* [Records to process]:
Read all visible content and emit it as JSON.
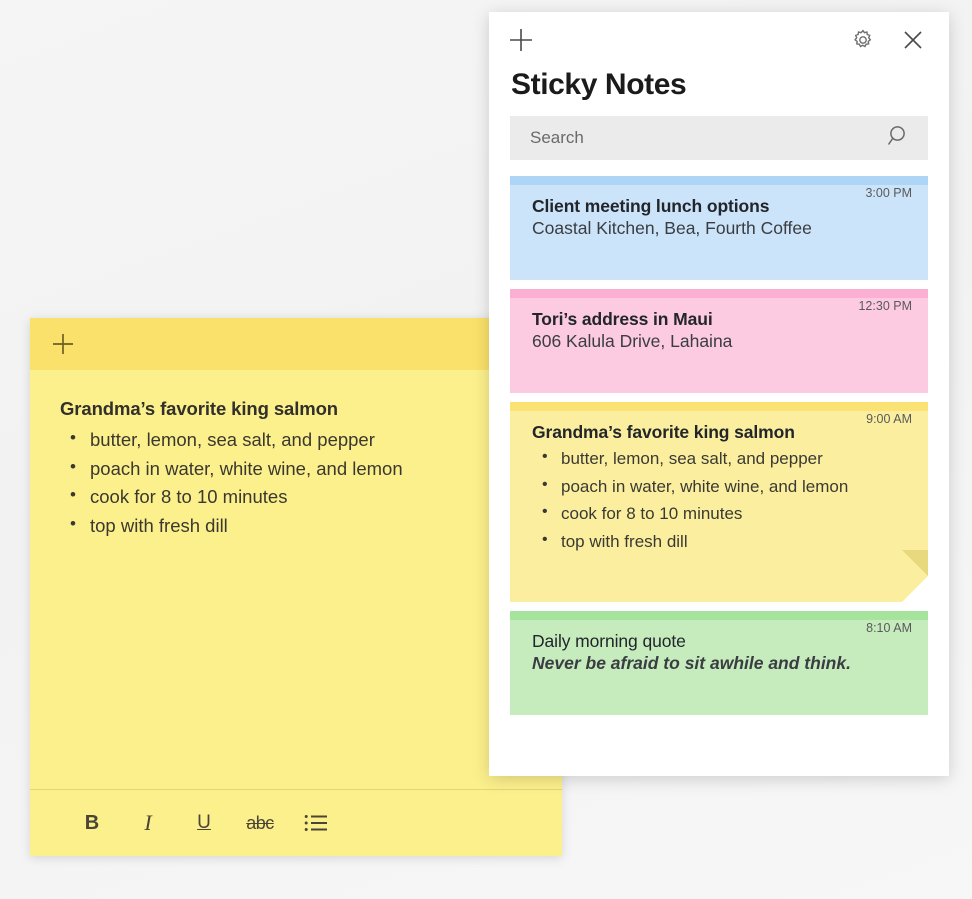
{
  "colors": {
    "app_background": "#f5f5f5",
    "panel_background": "#ffffff",
    "sticky_yellow_body": "#fcf08c",
    "sticky_yellow_titlebar": "#fae16b",
    "card_blue_body": "#cce4fa",
    "card_blue_strip": "#aed5f5",
    "card_pink_body": "#fccbe1",
    "card_pink_strip": "#fbafd2",
    "card_yellow_body": "#fbef9f",
    "card_yellow_strip": "#fae275",
    "card_green_body": "#c6ecbe",
    "card_green_strip": "#a6e39c",
    "search_background": "#ebebeb"
  },
  "sticky_note": {
    "add_icon": "plus-icon",
    "menu_icon": "more-options-icon",
    "menu_label": "··",
    "heading": "Grandma’s favorite king salmon",
    "bullets": [
      "butter, lemon, sea salt, and pepper",
      "poach in water, white wine, and lemon",
      "cook for 8 to 10 minutes",
      "top with fresh dill"
    ],
    "toolbar": {
      "bold_label": "B",
      "italic_label": "I",
      "underline_label": "U",
      "strikethrough_label": "abc",
      "bullets_icon": "bullet-list-icon"
    }
  },
  "panel": {
    "add_icon": "plus-icon",
    "settings_icon": "gear-icon",
    "close_icon": "close-icon",
    "title": "Sticky Notes",
    "search": {
      "placeholder": "Search",
      "value": "",
      "icon": "search-icon"
    },
    "notes": [
      {
        "color": "blue",
        "time": "3:00 PM",
        "title": "Client meeting lunch options",
        "subtitle": "Coastal Kitchen, Bea, Fourth Coffee",
        "bullets": [],
        "title_bold": true,
        "subtitle_italic": false,
        "folded_corner": false
      },
      {
        "color": "pink",
        "time": "12:30 PM",
        "title": "Tori’s address in Maui",
        "subtitle": "606 Kalula Drive, Lahaina",
        "bullets": [],
        "title_bold": true,
        "subtitle_italic": false,
        "folded_corner": false
      },
      {
        "color": "yellow",
        "time": "9:00 AM",
        "title": "Grandma’s favorite king salmon",
        "subtitle": "",
        "bullets": [
          "butter, lemon, sea salt, and pepper",
          "poach in water, white wine, and lemon",
          "cook for 8 to 10 minutes",
          "top with fresh dill"
        ],
        "title_bold": true,
        "subtitle_italic": false,
        "folded_corner": true
      },
      {
        "color": "green",
        "time": "8:10 AM",
        "title": "Daily morning quote",
        "subtitle": "Never be afraid to sit awhile and think.",
        "bullets": [],
        "title_bold": false,
        "subtitle_italic": true,
        "folded_corner": false
      }
    ]
  }
}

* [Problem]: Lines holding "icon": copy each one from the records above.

* [Exercise solution]:
    "add_icon": "plus-icon",
    "menu_icon": "more-options-icon",
      "bullets_icon": "bullet-list-icon"
    "add_icon": "plus-icon",
    "settings_icon": "gear-icon",
    "close_icon": "close-icon",
      "icon": "search-icon"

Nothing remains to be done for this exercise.